Material for this exercise —
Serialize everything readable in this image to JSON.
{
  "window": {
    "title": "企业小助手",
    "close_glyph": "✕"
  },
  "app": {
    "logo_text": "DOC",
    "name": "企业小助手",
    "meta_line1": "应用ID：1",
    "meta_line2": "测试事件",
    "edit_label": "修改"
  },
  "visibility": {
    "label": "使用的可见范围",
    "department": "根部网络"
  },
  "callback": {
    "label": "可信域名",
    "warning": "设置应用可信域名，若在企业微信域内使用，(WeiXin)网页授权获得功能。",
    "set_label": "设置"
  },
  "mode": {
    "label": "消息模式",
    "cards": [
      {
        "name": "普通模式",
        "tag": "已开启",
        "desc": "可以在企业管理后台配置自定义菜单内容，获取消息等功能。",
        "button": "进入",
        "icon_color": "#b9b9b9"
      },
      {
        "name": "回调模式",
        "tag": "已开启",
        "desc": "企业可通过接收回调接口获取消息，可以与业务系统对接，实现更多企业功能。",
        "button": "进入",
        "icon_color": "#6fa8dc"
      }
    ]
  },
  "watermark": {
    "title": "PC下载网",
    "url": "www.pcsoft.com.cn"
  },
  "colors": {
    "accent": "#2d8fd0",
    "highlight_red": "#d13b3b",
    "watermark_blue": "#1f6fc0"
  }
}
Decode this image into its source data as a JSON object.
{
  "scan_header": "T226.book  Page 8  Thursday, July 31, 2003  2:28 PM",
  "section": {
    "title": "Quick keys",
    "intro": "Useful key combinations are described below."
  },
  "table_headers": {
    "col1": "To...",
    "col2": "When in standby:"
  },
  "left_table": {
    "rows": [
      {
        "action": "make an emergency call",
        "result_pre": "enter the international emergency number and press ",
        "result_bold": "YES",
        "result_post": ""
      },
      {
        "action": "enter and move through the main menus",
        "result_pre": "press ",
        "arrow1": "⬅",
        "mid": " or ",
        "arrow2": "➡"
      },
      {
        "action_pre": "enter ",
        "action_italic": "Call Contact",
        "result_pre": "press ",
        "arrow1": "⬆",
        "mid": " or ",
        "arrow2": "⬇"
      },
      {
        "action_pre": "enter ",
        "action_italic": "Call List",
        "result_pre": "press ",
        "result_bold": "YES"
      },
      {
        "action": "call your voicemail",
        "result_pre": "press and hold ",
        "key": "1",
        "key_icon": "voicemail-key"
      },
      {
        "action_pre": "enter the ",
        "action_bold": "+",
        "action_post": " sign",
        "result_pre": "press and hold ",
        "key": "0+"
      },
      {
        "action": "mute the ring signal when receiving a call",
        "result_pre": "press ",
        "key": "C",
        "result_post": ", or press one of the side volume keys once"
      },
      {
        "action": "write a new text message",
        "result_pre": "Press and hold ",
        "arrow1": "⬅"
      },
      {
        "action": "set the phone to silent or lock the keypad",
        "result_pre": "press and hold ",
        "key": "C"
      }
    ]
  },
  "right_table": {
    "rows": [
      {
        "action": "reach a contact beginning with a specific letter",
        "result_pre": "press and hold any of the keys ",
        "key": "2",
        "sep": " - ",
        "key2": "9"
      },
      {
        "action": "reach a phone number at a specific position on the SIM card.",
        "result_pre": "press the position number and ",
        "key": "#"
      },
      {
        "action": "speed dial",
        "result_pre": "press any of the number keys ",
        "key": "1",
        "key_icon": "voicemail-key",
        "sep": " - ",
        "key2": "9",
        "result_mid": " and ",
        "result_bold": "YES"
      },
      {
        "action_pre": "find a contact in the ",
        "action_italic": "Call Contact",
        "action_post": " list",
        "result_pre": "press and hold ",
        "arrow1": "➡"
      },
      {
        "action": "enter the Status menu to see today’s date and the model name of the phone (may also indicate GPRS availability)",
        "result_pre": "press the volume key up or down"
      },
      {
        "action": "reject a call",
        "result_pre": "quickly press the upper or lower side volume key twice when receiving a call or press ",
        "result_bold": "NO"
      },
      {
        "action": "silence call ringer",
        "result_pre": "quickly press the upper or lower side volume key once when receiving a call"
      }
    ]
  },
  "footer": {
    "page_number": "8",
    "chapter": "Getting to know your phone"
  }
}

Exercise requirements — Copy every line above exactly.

Result below —
Serialize everything readable in this image to JSON.
{
  "window": {
    "title": "企业小助手",
    "close_glyph": "✕"
  },
  "app": {
    "logo_text": "DOC",
    "name": "企业小助手",
    "meta_line1": "应用ID：1",
    "meta_line2": "测试事件",
    "edit_label": "修改"
  },
  "visibility": {
    "label": "使用的可见范围",
    "department": "根部网络"
  },
  "callback": {
    "label": "可信域名",
    "warning": "设置应用可信域名，若在企业微信域内使用，(WeiXin)网页授权获得功能。",
    "set_label": "设置"
  },
  "mode": {
    "label": "消息模式",
    "cards": [
      {
        "name": "普通模式",
        "tag": "已开启",
        "desc": "可以在企业管理后台配置自定义菜单内容，获取消息等功能。",
        "button": "进入",
        "icon_color": "#b9b9b9"
      },
      {
        "name": "回调模式",
        "tag": "已开启",
        "desc": "企业可通过接收回调接口获取消息，可以与业务系统对接，实现更多企业功能。",
        "button": "进入",
        "icon_color": "#6fa8dc"
      }
    ]
  },
  "watermark": {
    "title": "PC下载网",
    "url": "www.pcsoft.com.cn"
  },
  "colors": {
    "accent": "#2d8fd0",
    "highlight_red": "#d13b3b",
    "watermark_blue": "#1f6fc0"
  }
}
Decode this image into its source data as a JSON object.
{
  "scan_header": "T226.book  Page 8  Thursday, July 31, 2003  2:28 PM",
  "section": {
    "title": "Quick keys",
    "intro": "Useful key combinations are described below."
  },
  "table_headers": {
    "col1": "To...",
    "col2": "When in standby:"
  },
  "left_table": {
    "rows": [
      {
        "action": "make an emergency call",
        "result_pre": "enter the international emergency number and press ",
        "result_bold": "YES",
        "result_post": ""
      },
      {
        "action": "enter and move through the main menus",
        "result_pre": "press ",
        "arrow1": "⬅",
        "mid": " or ",
        "arrow2": "➡"
      },
      {
        "action_pre": "enter ",
        "action_italic": "Call Contact",
        "result_pre": "press ",
        "arrow1": "⬆",
        "mid": " or ",
        "arrow2": "⬇"
      },
      {
        "action_pre": "enter ",
        "action_italic": "Call List",
        "result_pre": "press ",
        "result_bold": "YES"
      },
      {
        "action": "call your voicemail",
        "result_pre": "press and hold ",
        "key": "1",
        "key_icon": "voicemail-key"
      },
      {
        "action_pre": "enter the ",
        "action_bold": "+",
        "action_post": " sign",
        "result_pre": "press and hold ",
        "key": "0+"
      },
      {
        "action": "mute the ring signal when receiving a call",
        "result_pre": "press ",
        "key": "C",
        "result_post": ", or press one of the side volume keys once"
      },
      {
        "action": "write a new text message",
        "result_pre": "Press and hold ",
        "arrow1": "⬅"
      },
      {
        "action": "set the phone to silent or lock the keypad",
        "result_pre": "press and hold ",
        "key": "C"
      }
    ]
  },
  "right_table": {
    "rows": [
      {
        "action": "reach a contact beginning with a specific letter",
        "result_pre": "press and hold any of the keys ",
        "key": "2",
        "sep": " - ",
        "key2": "9"
      },
      {
        "action": "reach a phone number at a specific position on the SIM card.",
        "result_pre": "press the position number and ",
        "key": "#"
      },
      {
        "action": "speed dial",
        "result_pre": "press any of the number keys ",
        "key": "1",
        "key_icon": "voicemail-key",
        "sep": " - ",
        "key2": "9",
        "result_mid": " and ",
        "result_bold": "YES"
      },
      {
        "action_pre": "find a contact in the ",
        "action_italic": "Call Contact",
        "action_post": " list",
        "result_pre": "press and hold ",
        "arrow1": "➡"
      },
      {
        "action": "enter the Status menu to see today’s date and the model name of the phone (may also indicate GPRS availability)",
        "result_pre": "press the volume key up or down"
      },
      {
        "action": "reject a call",
        "result_pre": "quickly press the upper or lower side volume key twice when receiving a call or press ",
        "result_bold": "NO"
      },
      {
        "action": "silence call ringer",
        "result_pre": "quickly press the upper or lower side volume key once when receiving a call"
      }
    ]
  },
  "footer": {
    "page_number": "8",
    "chapter": "Getting to know your phone"
  }
}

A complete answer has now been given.